▸ **WORK ORDER**: All of the data below needs to be set down once more, exactly as written.

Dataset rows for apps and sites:
┌──

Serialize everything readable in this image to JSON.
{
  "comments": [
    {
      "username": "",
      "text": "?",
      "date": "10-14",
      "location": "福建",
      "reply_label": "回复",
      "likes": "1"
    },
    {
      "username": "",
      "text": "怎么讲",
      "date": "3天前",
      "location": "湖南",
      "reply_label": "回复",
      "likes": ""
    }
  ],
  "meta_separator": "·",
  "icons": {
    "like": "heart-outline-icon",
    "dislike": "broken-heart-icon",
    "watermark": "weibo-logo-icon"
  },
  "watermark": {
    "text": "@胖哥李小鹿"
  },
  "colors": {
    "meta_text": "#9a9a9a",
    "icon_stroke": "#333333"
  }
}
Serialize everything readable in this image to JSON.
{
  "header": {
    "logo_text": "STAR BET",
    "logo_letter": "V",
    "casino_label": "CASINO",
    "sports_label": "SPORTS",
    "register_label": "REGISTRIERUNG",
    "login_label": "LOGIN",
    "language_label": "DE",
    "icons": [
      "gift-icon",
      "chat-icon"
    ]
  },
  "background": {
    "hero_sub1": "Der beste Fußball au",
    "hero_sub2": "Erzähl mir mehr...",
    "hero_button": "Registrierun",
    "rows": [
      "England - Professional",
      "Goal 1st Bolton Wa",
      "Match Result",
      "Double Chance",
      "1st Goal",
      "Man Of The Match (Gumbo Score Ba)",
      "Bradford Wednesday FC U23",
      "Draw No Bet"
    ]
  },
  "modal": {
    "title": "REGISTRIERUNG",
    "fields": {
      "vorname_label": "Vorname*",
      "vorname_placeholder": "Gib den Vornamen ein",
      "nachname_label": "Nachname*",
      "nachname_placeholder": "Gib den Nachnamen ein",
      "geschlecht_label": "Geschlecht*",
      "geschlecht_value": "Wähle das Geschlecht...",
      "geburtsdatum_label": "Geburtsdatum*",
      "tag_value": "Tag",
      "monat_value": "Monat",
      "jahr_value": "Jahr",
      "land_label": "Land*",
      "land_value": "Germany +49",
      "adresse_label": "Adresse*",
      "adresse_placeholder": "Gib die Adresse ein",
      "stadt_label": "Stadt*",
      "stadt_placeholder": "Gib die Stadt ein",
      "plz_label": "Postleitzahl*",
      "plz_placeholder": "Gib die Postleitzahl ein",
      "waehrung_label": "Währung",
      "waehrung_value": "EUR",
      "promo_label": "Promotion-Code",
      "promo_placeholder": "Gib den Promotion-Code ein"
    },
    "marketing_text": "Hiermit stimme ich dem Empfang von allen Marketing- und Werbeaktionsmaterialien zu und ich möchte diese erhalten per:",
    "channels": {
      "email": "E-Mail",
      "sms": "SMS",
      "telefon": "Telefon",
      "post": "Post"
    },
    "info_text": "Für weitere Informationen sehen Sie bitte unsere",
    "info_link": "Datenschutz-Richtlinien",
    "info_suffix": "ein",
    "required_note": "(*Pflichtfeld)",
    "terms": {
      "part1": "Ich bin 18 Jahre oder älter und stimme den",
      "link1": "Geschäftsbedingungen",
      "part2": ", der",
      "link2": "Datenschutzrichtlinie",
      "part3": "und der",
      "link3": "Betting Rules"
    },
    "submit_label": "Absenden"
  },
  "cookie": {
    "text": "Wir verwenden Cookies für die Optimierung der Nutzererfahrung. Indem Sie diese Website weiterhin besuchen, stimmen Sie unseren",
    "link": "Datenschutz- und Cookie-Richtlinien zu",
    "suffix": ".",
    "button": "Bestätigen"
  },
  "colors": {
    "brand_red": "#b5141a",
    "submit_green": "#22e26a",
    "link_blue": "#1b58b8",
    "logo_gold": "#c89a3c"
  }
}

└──

▸ **THE COMPLETED TASK**:
Serialize everything readable in this image to JSON.
{
  "comments": [
    {
      "username": "",
      "text": "?",
      "date": "10-14",
      "location": "福建",
      "reply_label": "回复",
      "likes": "1"
    },
    {
      "username": "",
      "text": "怎么讲",
      "date": "3天前",
      "location": "湖南",
      "reply_label": "回复",
      "likes": ""
    }
  ],
  "meta_separator": "·",
  "icons": {
    "like": "heart-outline-icon",
    "dislike": "broken-heart-icon",
    "watermark": "weibo-logo-icon"
  },
  "watermark": {
    "text": "@胖哥李小鹿"
  },
  "colors": {
    "meta_text": "#9a9a9a",
    "icon_stroke": "#333333"
  }
}
Serialize everything readable in this image to JSON.
{
  "header": {
    "logo_text": "STAR BET",
    "logo_letter": "V",
    "casino_label": "CASINO",
    "sports_label": "SPORTS",
    "register_label": "REGISTRIERUNG",
    "login_label": "LOGIN",
    "language_label": "DE",
    "icons": [
      "gift-icon",
      "chat-icon"
    ]
  },
  "background": {
    "hero_sub1": "Der beste Fußball au",
    "hero_sub2": "Erzähl mir mehr...",
    "hero_button": "Registrierun",
    "rows": [
      "England - Professional",
      "Goal 1st Bolton Wa",
      "Match Result",
      "Double Chance",
      "1st Goal",
      "Man Of The Match (Gumbo Score Ba)",
      "Bradford Wednesday FC U23",
      "Draw No Bet"
    ]
  },
  "modal": {
    "title": "REGISTRIERUNG",
    "fields": {
      "vorname_label": "Vorname*",
      "vorname_placeholder": "Gib den Vornamen ein",
      "nachname_label": "Nachname*",
      "nachname_placeholder": "Gib den Nachnamen ein",
      "geschlecht_label": "Geschlecht*",
      "geschlecht_value": "Wähle das Geschlecht...",
      "geburtsdatum_label": "Geburtsdatum*",
      "tag_value": "Tag",
      "monat_value": "Monat",
      "jahr_value": "Jahr",
      "land_label": "Land*",
      "land_value": "Germany +49",
      "adresse_label": "Adresse*",
      "adresse_placeholder": "Gib die Adresse ein",
      "stadt_label": "Stadt*",
      "stadt_placeholder": "Gib die Stadt ein",
      "plz_label": "Postleitzahl*",
      "plz_placeholder": "Gib die Postleitzahl ein",
      "waehrung_label": "Währung",
      "waehrung_value": "EUR",
      "promo_label": "Promotion-Code",
      "promo_placeholder": "Gib den Promotion-Code ein"
    },
    "marketing_text": "Hiermit stimme ich dem Empfang von allen Marketing- und Werbeaktionsmaterialien zu und ich möchte diese erhalten per:",
    "channels": {
      "email": "E-Mail",
      "sms": "SMS",
      "telefon": "Telefon",
      "post": "Post"
    },
    "info_text": "Für weitere Informationen sehen Sie bitte unsere",
    "info_link": "Datenschutz-Richtlinien",
    "info_suffix": "ein",
    "required_note": "(*Pflichtfeld)",
    "terms": {
      "part1": "Ich bin 18 Jahre oder älter und stimme den",
      "link1": "Geschäftsbedingungen",
      "part2": ", der",
      "link2": "Datenschutzrichtlinie",
      "part3": "und der",
      "link3": "Betting Rules"
    },
    "submit_label": "Absenden"
  },
  "cookie": {
    "text": "Wir verwenden Cookies für die Optimierung der Nutzererfahrung. Indem Sie diese Website weiterhin besuchen, stimmen Sie unseren",
    "link": "Datenschutz- und Cookie-Richtlinien zu",
    "suffix": ".",
    "button": "Bestätigen"
  },
  "colors": {
    "brand_red": "#b5141a",
    "submit_green": "#22e26a",
    "link_blue": "#1b58b8",
    "logo_gold": "#c89a3c"
  }
}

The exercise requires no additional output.